“Feeling his love and caring for me during the journey and watching as he interacted with the other veterans and their guardians was very special,” he said. “Second, was the opportunity Ben and I both had to listen, react to, and share experiences with other veterans and their guardians as we visited the US War Memorials on our trip.”
Eighteen-year-old Cave said, “The weekend I spent with my grandfather and many other veterans was a warm and thought-provoking experience. Never before had I been able to engage with so many first-hand accounts of history. The brotherhood and camaraderie shared by those veterans is something that can never be broken and I am proud not only to have had the opportunity to speak with these heroes, but also to be related to one.
“The arrival ceremony back into the airport in Rochester was the most touching part of the weekend for me. There were a large number of people that showed up to celebrate the veterans and give them the welcome home that they deserved decades ago. Being able to walk with my grandfather down the airport terminal with my family there watching is something that I will never forget.”
Loomis relayed some of the words and feelings expressed by fellow veterans during their time together. For instance: “As we veterans get older, we mostly only remember and talk about the funny stuff that we saw and did; it wasn’t always that funny.”
Standing at the Vietnam Memorial Wall: “These are the REAL heroes of the war in ‘Nam.”
On Sunday afternoon, at the Rochester Airport, homecoming parade: “Now, at last, I’m feeling like I’m finally home.”
Nancy Damore, 78, of Rochester explained her reason for volunteering in a variety of roles for Honor Flight.
“My brother is a Vietnam War veteran and I have always been taken with the TV ads for veterans’ organizations such as Wounded Warriors.
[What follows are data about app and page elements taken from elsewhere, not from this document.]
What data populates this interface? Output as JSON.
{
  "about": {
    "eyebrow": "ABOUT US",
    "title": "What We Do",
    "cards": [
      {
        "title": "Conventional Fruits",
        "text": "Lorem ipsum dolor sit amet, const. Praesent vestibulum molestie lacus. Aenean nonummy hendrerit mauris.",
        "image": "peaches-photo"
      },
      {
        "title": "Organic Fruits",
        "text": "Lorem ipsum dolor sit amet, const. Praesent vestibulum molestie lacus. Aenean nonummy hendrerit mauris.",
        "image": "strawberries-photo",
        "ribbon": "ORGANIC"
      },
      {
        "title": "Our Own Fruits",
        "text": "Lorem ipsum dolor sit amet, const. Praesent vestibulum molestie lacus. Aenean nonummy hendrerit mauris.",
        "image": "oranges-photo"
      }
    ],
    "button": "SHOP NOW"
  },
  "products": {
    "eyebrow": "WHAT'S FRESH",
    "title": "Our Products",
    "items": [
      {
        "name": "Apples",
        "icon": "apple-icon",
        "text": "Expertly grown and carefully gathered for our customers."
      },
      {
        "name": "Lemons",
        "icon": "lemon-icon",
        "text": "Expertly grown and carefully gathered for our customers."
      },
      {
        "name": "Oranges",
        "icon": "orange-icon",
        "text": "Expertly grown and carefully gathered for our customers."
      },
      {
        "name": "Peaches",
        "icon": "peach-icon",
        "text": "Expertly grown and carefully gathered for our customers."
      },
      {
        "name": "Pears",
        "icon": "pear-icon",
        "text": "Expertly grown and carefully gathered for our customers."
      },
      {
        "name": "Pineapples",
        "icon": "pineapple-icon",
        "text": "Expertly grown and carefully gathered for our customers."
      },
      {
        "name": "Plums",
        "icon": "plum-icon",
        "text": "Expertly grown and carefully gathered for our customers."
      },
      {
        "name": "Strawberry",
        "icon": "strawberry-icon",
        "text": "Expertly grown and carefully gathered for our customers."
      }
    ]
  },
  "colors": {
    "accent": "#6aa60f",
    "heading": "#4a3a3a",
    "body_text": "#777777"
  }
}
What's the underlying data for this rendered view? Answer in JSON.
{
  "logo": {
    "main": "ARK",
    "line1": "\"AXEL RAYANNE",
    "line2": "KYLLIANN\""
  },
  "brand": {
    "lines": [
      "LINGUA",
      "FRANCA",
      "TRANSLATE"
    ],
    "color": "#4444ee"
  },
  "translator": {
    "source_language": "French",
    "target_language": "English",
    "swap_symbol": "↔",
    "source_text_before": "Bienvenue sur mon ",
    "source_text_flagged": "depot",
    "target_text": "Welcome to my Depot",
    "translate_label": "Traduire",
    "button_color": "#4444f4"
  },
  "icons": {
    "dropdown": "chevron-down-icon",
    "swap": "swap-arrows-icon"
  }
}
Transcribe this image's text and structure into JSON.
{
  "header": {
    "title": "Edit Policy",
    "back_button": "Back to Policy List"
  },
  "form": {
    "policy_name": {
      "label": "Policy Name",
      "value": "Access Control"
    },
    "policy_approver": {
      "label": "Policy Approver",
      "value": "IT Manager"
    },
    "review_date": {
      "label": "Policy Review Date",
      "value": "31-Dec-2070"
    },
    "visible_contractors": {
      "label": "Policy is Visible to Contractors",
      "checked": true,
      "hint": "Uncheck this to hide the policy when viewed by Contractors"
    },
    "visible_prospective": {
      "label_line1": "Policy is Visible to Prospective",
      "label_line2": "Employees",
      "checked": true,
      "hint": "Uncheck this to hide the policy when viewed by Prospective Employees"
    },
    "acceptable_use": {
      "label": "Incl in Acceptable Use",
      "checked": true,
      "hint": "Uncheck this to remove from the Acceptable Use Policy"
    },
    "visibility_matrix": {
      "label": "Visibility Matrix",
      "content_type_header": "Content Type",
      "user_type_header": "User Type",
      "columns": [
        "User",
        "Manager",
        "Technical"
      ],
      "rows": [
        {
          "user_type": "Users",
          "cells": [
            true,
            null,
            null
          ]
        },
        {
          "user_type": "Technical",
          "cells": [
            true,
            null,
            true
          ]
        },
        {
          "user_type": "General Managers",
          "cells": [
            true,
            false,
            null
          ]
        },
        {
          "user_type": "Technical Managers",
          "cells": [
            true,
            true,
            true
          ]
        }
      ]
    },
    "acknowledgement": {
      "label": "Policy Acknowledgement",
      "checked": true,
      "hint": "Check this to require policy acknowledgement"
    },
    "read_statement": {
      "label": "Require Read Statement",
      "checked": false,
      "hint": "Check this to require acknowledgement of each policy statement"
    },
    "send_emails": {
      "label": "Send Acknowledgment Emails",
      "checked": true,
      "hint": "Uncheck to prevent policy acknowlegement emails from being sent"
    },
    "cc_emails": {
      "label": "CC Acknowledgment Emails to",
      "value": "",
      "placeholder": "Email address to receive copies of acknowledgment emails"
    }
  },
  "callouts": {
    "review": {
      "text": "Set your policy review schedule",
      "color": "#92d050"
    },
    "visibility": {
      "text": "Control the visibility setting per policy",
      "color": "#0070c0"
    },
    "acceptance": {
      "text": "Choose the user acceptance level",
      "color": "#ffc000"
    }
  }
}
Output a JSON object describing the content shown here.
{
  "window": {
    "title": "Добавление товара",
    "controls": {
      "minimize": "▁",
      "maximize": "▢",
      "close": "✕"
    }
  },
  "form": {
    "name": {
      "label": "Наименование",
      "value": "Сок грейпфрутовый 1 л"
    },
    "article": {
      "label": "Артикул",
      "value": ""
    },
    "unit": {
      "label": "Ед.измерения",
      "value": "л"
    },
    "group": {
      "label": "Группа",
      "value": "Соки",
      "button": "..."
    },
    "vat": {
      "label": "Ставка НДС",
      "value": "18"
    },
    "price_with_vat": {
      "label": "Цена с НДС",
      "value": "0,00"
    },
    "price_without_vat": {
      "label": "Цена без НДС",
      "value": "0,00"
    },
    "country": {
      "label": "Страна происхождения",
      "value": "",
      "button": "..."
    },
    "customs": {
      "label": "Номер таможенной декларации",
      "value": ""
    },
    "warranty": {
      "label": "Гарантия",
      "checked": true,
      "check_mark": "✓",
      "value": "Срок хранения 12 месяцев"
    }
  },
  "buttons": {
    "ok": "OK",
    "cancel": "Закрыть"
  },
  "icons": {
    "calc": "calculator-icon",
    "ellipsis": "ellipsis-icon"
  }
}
I realized that their needs did not match what I had to offer. I was excited to learn from the internet about a local opportunity, Honor Flight Rochester,” she said. “I have worked in crowd control and at the merchandise table at the airport. As a caller I worked with veterans to tell them about their upcoming trip, including the itinerary and the process for selecting a guardian. Now I am one of the people who cheer the veterans as they parade through the airport.”
Miguel Llano, 75, lives in Brighton. He was raised in Geneva when his family moved from Puerto Rico as part of Operation Bootstrap. His father worked at the Seneca Army Depot. Llano was drafted when he was 19 and served 32 years in the Army. He was a radio operator in Vietnam and served 1.5 tours. (He extended his Vietnam tour so his brother would not have to go). He also served as a master sergeant in Desert Storm. In addition to the Bronze Star for Valor, he was awarded 13 other commendations.
“I had a wonderful surprise during Honor Flight. Another vet heard my name on the speaker in the dining room,” he said. It was his childhood friend Alberto Ortiz Baez who he hadn’t seen in more than 50 years. “We had been friends years ago in Geneva and lost touch. To see him on the Honor Flight was a shock — a wonderful one.
“My 43-year-old son, Miguel, was my guardian. It was great to spend time with him and talk about things I had never shared with him when he was younger. He said it was amazing how we saw men that his father had never met and yet there was an immediate bond because of their shared experience. When I first came home decades ago, it was like the parting of the Red Sea. People walked away from us. Other guys had it worse. When we arrived home this time, we were cheered and thanked. He said, ‘Dad, write a book for your grandchildren. You have seen and done so much.’”
His granddaughter Amaya said, “I knew about the Vietnam War, but my papi never talked about it. Being there for him now was very important to me.”
Funding for Honor Flight comes from individual donations, testamentary bequests, corporations, grants, employer matches, military organizations (Vietnam Veterans of America-Chapter 20, American Legion Posts, VFW Posts), clubs and organizations, fire departments, schools, churches, scouts and service clubs.
n To learn about how you may volunteer, or to make a donation, visit https://honorflightrochester.org